Diyala saw a large jump in incidents from 7 from March 15-21 to 29 from March 22-28. Most of these attacks occurred in the center of the province from Baquba to Muqtadiya. The town of Zagnah saw violence four out of the seven days. While the insurgents were responsible for the vast majority of the casualties, Iraq Oil Report found that Hashd al-Shaabi groups might have been carrying out attacks as well. For instance, Hashd forces were blamed for blowing up a house and executing four people on March 25, and then blowing up two houses in Jazeera on March 27. The Hashd claimed that the Islamic State did some of these attacks, some were done by rogue elements, and some were against supporters of the insurgents. Since Badr Organization head Hadi Ameri is in charge of security in the province, nothing will likely be done about these claims.

The Kurds continued their offensive in southern Kirkuk during the week. Twelve villages were cleared as a result. The ultimate goal is to free Hawija, which is the IS stronghold in the province. Otherwise there has been hardly any violence in the province throughout the month with only two reported incidents during the week.

In Ninewa IS continued it rule by fear, while carrying out harassing attacks upon the peshmerga. During the week 19 people were executed in Mosul, Qayara and Shura including five soldiers, two police and a reporter. IS also attacked Kurdish positions in Sinjar three times, Khazar twice, and then smaller towns in the Makhmour area as well. Otherwise the battlefield has not much changed in the governorate in the last few months.

The big news in Iraq during the week was that the stall in the Tikrit operation led the government of Haider Abadi to request U.S. air strikes.
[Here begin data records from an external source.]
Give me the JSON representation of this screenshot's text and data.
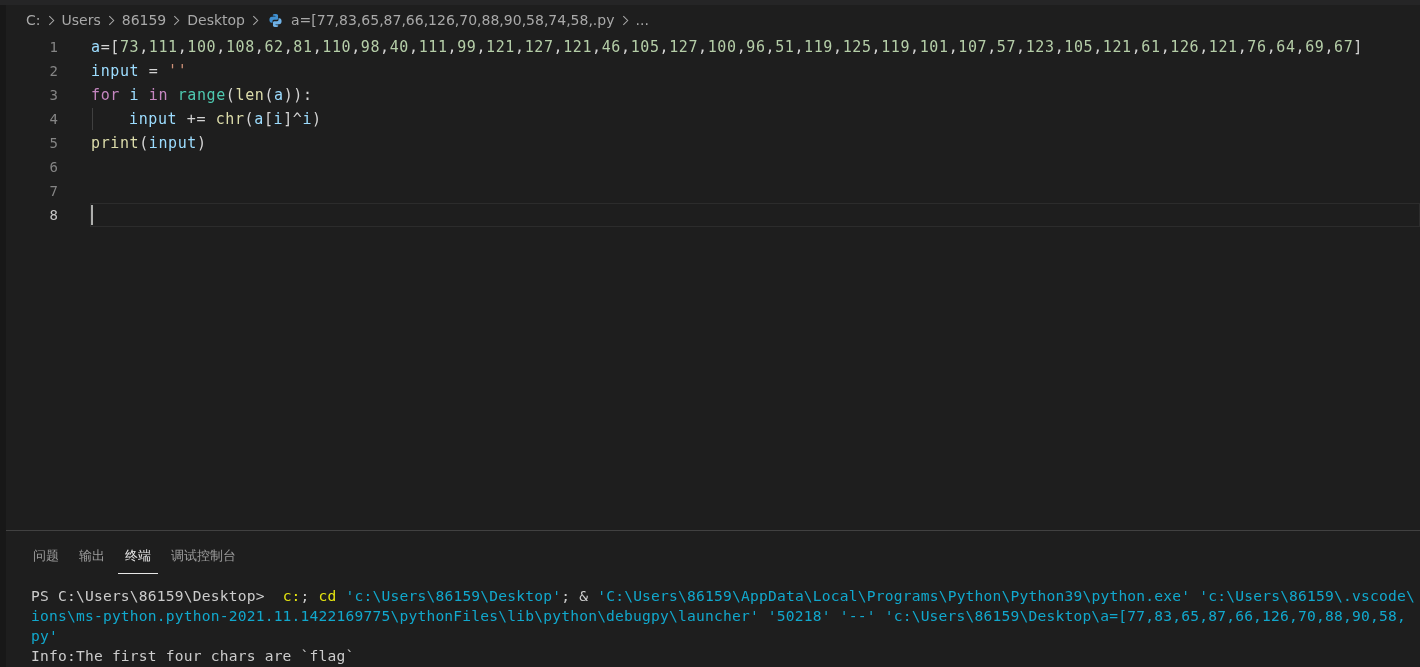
{
  "breadcrumbs": [
    {
      "text": "C:",
      "kind": "folder"
    },
    {
      "text": "Users",
      "kind": "folder"
    },
    {
      "text": "86159",
      "kind": "folder"
    },
    {
      "text": "Desktop",
      "kind": "folder"
    },
    {
      "text": "a=[77,83,65,87,66,126,70,88,90,58,74,58,.py",
      "kind": "file"
    },
    {
      "text": "...",
      "kind": "more"
    }
  ],
  "editor": {
    "lines": [
      {
        "number": "1",
        "active": false,
        "indent": false,
        "tokens": [
          {
            "text": "a",
            "kind": "var"
          },
          {
            "text": "=[",
            "kind": "plain"
          },
          {
            "text": "73,111,100,108,62,81,110,98,40,111,99,121,127,121,46,105,127,100,96,51,119,125,119,101,107,57,123,105,121,61,126,121,76,64,69,67",
            "kind": "numlist"
          },
          {
            "text": "]",
            "kind": "plain"
          }
        ]
      },
      {
        "number": "2",
        "active": false,
        "indent": false,
        "tokens": [
          {
            "text": "input",
            "kind": "var"
          },
          {
            "text": " = ",
            "kind": "plain"
          },
          {
            "text": "''",
            "kind": "string"
          }
        ]
      },
      {
        "number": "3",
        "active": false,
        "indent": false,
        "tokens": [
          {
            "text": "for ",
            "kind": "keyword"
          },
          {
            "text": "i ",
            "kind": "var"
          },
          {
            "text": "in ",
            "kind": "keyword"
          },
          {
            "text": "range",
            "kind": "class"
          },
          {
            "text": "(",
            "kind": "plain"
          },
          {
            "text": "len",
            "kind": "func"
          },
          {
            "text": "(",
            "kind": "plain"
          },
          {
            "text": "a",
            "kind": "var"
          },
          {
            "text": ")):",
            "kind": "plain"
          }
        ]
      },
      {
        "number": "4",
        "active": false,
        "indent": true,
        "tokens": [
          {
            "text": "input",
            "kind": "var"
          },
          {
            "text": " += ",
            "kind": "plain"
          },
          {
            "text": "chr",
            "kind": "func"
          },
          {
            "text": "(",
            "kind": "plain"
          },
          {
            "text": "a",
            "kind": "var"
          },
          {
            "text": "[",
            "kind": "plain"
          },
          {
            "text": "i",
            "kind": "var"
          },
          {
            "text": "]^",
            "kind": "plain"
          },
          {
            "text": "i",
            "kind": "var"
          },
          {
            "text": ")",
            "kind": "plain"
          }
        ]
      },
      {
        "number": "5",
        "active": false,
        "indent": false,
        "tokens": [
          {
            "text": "print",
            "kind": "func"
          },
          {
            "text": "(",
            "kind": "plain"
          },
          {
            "text": "input",
            "kind": "var"
          },
          {
            "text": ")",
            "kind": "plain"
          }
        ]
      },
      {
        "number": "6",
        "active": false,
        "indent": false
      },
      {
        "number": "7",
        "active": false,
        "indent": false
      },
      {
        "number": "8",
        "active": true,
        "indent": false
      }
    ]
  },
  "panel": {
    "tabs": [
      {
        "label": "问题",
        "selected": false
      },
      {
        "label": "输出",
        "selected": false
      },
      {
        "label": "终端",
        "selected": true
      },
      {
        "label": "调试控制台",
        "selected": false
      }
    ],
    "terminal_lines": [
      [
        {
          "text": "PS C:\\Users\\86159\\Desktop>  ",
          "kind": "plain"
        },
        {
          "text": "c:",
          "kind": "command"
        },
        {
          "text": "; ",
          "kind": "plain"
        },
        {
          "text": "cd",
          "kind": "command"
        },
        {
          "text": " 'c:\\Users\\86159\\Desktop'",
          "kind": "string"
        },
        {
          "text": "; & ",
          "kind": "plain"
        },
        {
          "text": "'C:\\Users\\86159\\AppData\\Local\\Programs\\Python\\Python39\\python.exe' 'c:\\Users\\86159\\.vscode\\",
          "kind": "string"
        }
      ],
      [
        {
          "text": "ions\\ms-python.python-2021.11.1422169775\\pythonFiles\\lib\\python\\debugpy\\launcher' '50218' '--' 'c:\\Users\\86159\\Desktop\\a=[77,83,65,87,66,126,70,88,90,58,",
          "kind": "string"
        }
      ],
      [
        {
          "text": "py'",
          "kind": "string"
        }
      ],
      [
        {
          "text": "Info:The first four chars are `flag`",
          "kind": "plain"
        }
      ]
    ]
  }
}
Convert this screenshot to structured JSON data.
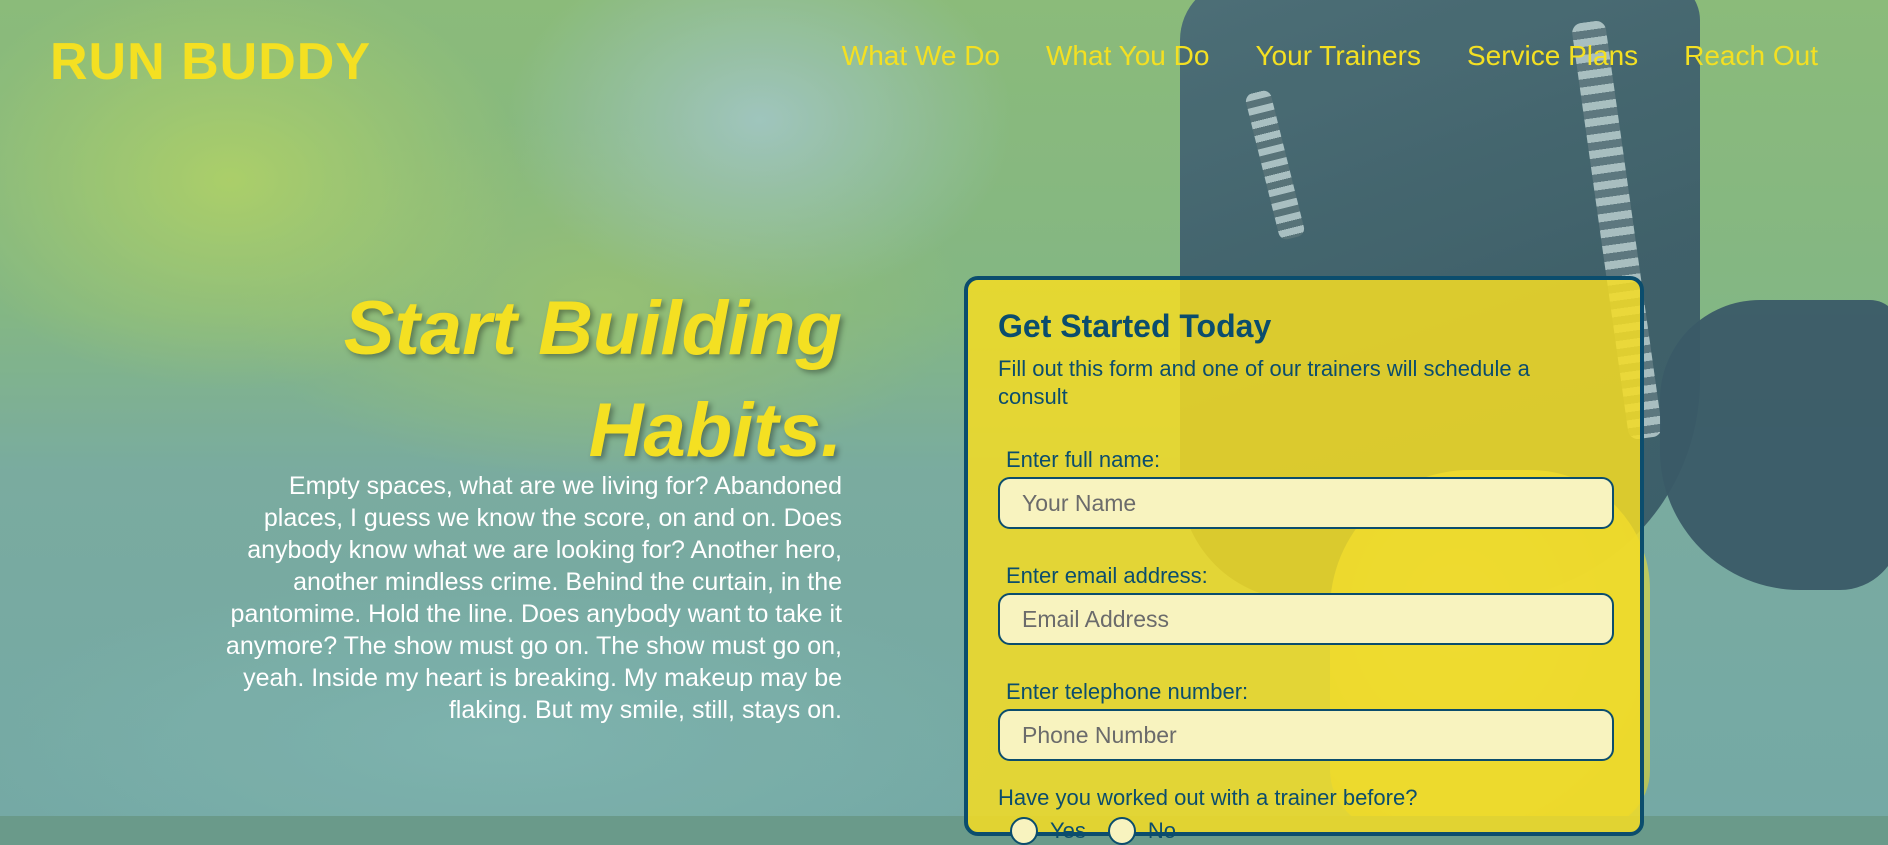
{
  "header": {
    "logo": "RUN BUDDY",
    "nav": [
      "What We Do",
      "What You Do",
      "Your Trainers",
      "Service Plans",
      "Reach Out"
    ]
  },
  "hero": {
    "heading_line1": "Start Building",
    "heading_line2": "Habits.",
    "body": "Empty spaces, what are we living for? Abandoned places, I guess we know the score, on and on. Does anybody know what we are looking for? Another hero, another mindless crime. Behind the curtain, in the pantomime. Hold the line. Does anybody want to take it anymore? The show must go on. The show must go on, yeah. Inside my heart is breaking. My makeup may be flaking. But my smile, still, stays on."
  },
  "form": {
    "title": "Get Started Today",
    "subtitle": "Fill out this form and one of our trainers will schedule a consult",
    "name_label": "Enter full name:",
    "name_placeholder": "Your Name",
    "email_label": "Enter email address:",
    "email_placeholder": "Email Address",
    "phone_label": "Enter telephone number:",
    "phone_placeholder": "Phone Number",
    "question": "Have you worked out with a trainer before?",
    "options": [
      "Yes",
      "No"
    ]
  },
  "colors": {
    "accent_yellow": "#f4e022",
    "form_border": "#0b4d6d",
    "input_bg": "#f8f3bf"
  }
}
The Hashd and Iran planned the taking of Tikrit as a sign that they could take a major Iraqi city without American assistance. While there was steady progress initially, when the center of the city was reached, the advance halted for several days due to the defenses arrayed by the insurgents and mounting casualties. The ISF are now in the lead, which was part of the agreement to begin Coalition missions, while several Hashd forces said they would no longer participate as long as the Americans were involved. They does not mean they have withdrawn, but rather they are holding their positions around the city. Taking Tikrit may take many more days, but it is only a matter of time since there is only a small force of IS fighters defending it.

SOURCES

Al-Atbi, Adam and Van Heuvelen, Ben, “Militias oversee spiking violence in Diyala,” Iraq Oil Report, 3/29/15

Bas News, "Peshmerga Frees 12 Villages in Southern Kirkuk," 3/22/15,

Iraq Times, "A third car bomb explosion in Madain south of Baghdad," 3/23/15

Radio Free Iraq, "24 March 2015," Daily Updates from Anbar, 2/24/15

Salama, Vivina, "Iraq Officials: Baghdad Bombings Kill 19; Wound 36," Associated Press, 3/23/15